Swiss army knives always used to worry me. My younger brother was always one of those children who was obsessed with shiny, sharp things at an early age, and like a magpie, collected a range of cutting, sawing, mechanical instruments over the years. Now training to be an engineer, it is safe to say that the Swiss Army knife was his companion over the years. I, on the other hand, squirmed and stumbled my way through the workshop sessions in architecture and shortly abandoned my Stanley knife, a few scars later, without so much as a backward glance. It therefore can be assumed that it is my brother’s type – the DIY fanatic and Bear Grylls BFF soulmate, that this Victorinox campaign is appealing too. Although, there is something in the intricacy and beauty of this artwork that also attracts the perfectionist in me.
In today’s health and safety times, it must be difficult to advertise a knife. I assume that it also must be challenging to pin down the knife’s purpose – the Swiss army knife typically bought as a “jack of all trades”, a manufacturing feat of cramming in as many possible functions into a small piece of plastic, to be later proudly shown off on a camping trip. However, Victorinox does not do this. Instead, it teamed up with UK artist Rob Ryan to promote the launch of their new pocket-sized model, the Tomo. Tomo means ‘companion’ or ‘friend’ in Japanese, which gives you a clue of the tone and emotion that this ad is trying to evoke.
As part of the Modern Art Cutting campaign, which was created by agency Pd3, Rob Ryan was commissioned to create an A1 ‘tree of life’ drawing (above) where characters are depicted carving messages and seemingly generating the artwork itself. It is all very much about the craft of lovingly creating the image and embracing the back-to-basics, Stone Age principles of carving and cutting. Yes, the work has the wow “I could never do that” factor, but the campaign also invites users to participate and have a go at the stencils downloadable from the Victorinox website, aided (most probably) by one of Rob’s masterclass films. Plus, if an utter knife-wielding novice, you can also resort to sending a message that looks impressively home-made… *hint* here is one I made earlier –
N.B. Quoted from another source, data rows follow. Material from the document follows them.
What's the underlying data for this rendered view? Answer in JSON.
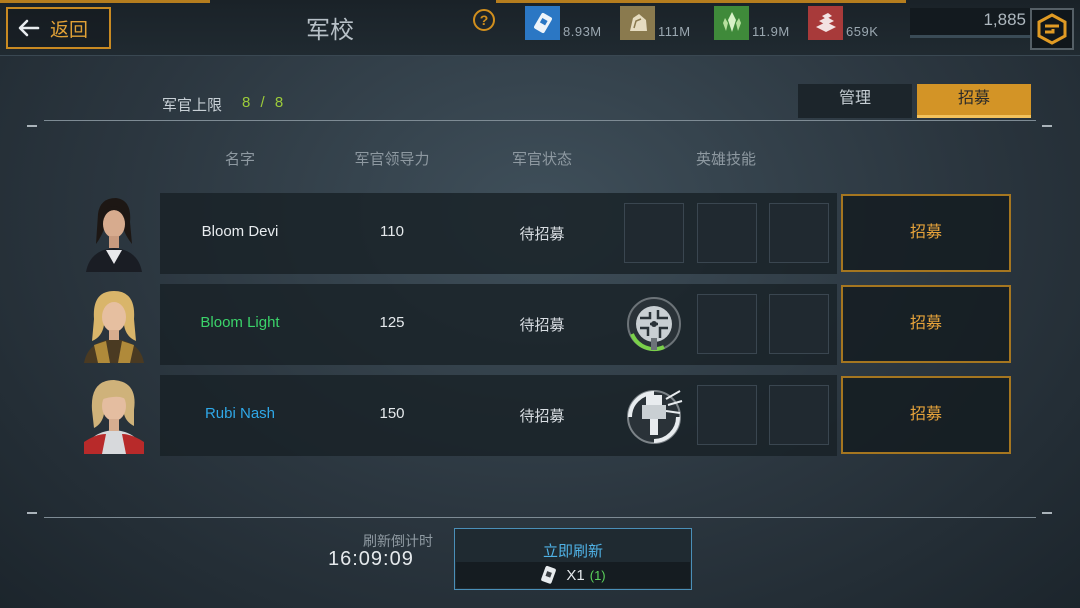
{
  "header": {
    "back_label": "返回",
    "title": "军校",
    "help_icon": "question-icon",
    "gold": "1,885"
  },
  "resources": [
    {
      "name": "supply-card-icon",
      "value": "8.93M",
      "color": "#2b77c4"
    },
    {
      "name": "ore-rock-icon",
      "value": "111M",
      "color": "#8a7a4e"
    },
    {
      "name": "crystal-icon",
      "value": "11.9M",
      "color": "#3f8a3a"
    },
    {
      "name": "metal-bars-icon",
      "value": "659K",
      "color": "#a83a3a"
    }
  ],
  "capacity": {
    "label": "军官上限",
    "value": "8 / 8"
  },
  "tabs": {
    "manage": "管理",
    "recruit": "招募"
  },
  "columns": {
    "name": "名字",
    "leadership": "军官领导力",
    "status": "军官状态",
    "skills": "英雄技能"
  },
  "officers": [
    {
      "name": "Bloom Devi",
      "name_color": "#e8ecef",
      "leadership": "110",
      "status": "待招募",
      "recruit_label": "招募"
    },
    {
      "name": "Bloom Light",
      "name_color": "#3bd36a",
      "leadership": "125",
      "status": "待招募",
      "recruit_label": "招募"
    },
    {
      "name": "Rubi Nash",
      "name_color": "#2fa8e8",
      "leadership": "150",
      "status": "待招募",
      "recruit_label": "招募"
    }
  ],
  "refresh": {
    "label": "刷新倒计时",
    "timer": "16:09:09",
    "button_label": "立即刷新",
    "cost": "X1",
    "owned": "(1)"
  },
  "colors": {
    "accent": "#d39426",
    "refresh_blue": "#4fb2e6"
  }
}
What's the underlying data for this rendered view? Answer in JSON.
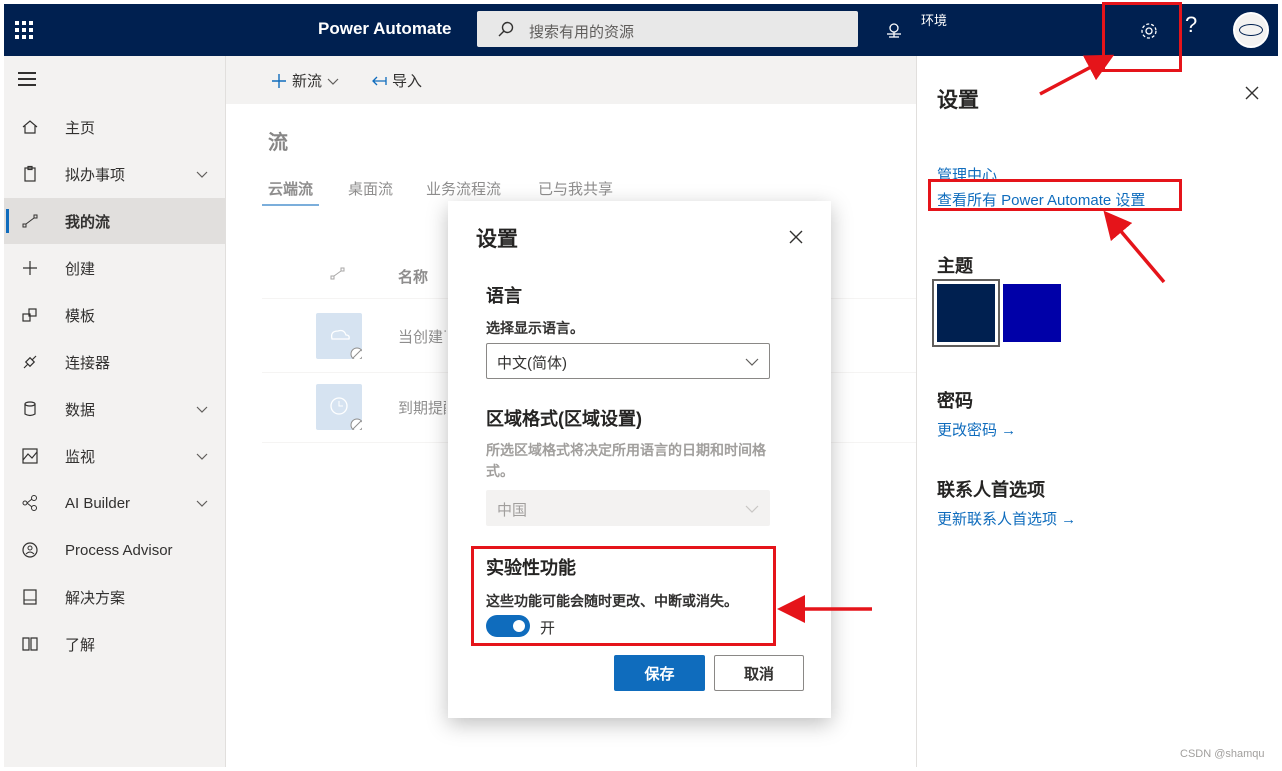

As always with these campaigns, there is a much deeper story (or clever-sounding strategy). Pd3 describes the work as depicting “how the Swiss army knife is shared and passed down from generation to generation, always ready and waiting in your pocket to help. The backdrop of the piece draws on the beauty of Swiss forests, inspired by Ryan’s trip to Ibach.” Given the amount of time and skill that it takes to make this, for once I will leave those “words of wisdom” and odd misplaced effort of environmentalism unquestioned.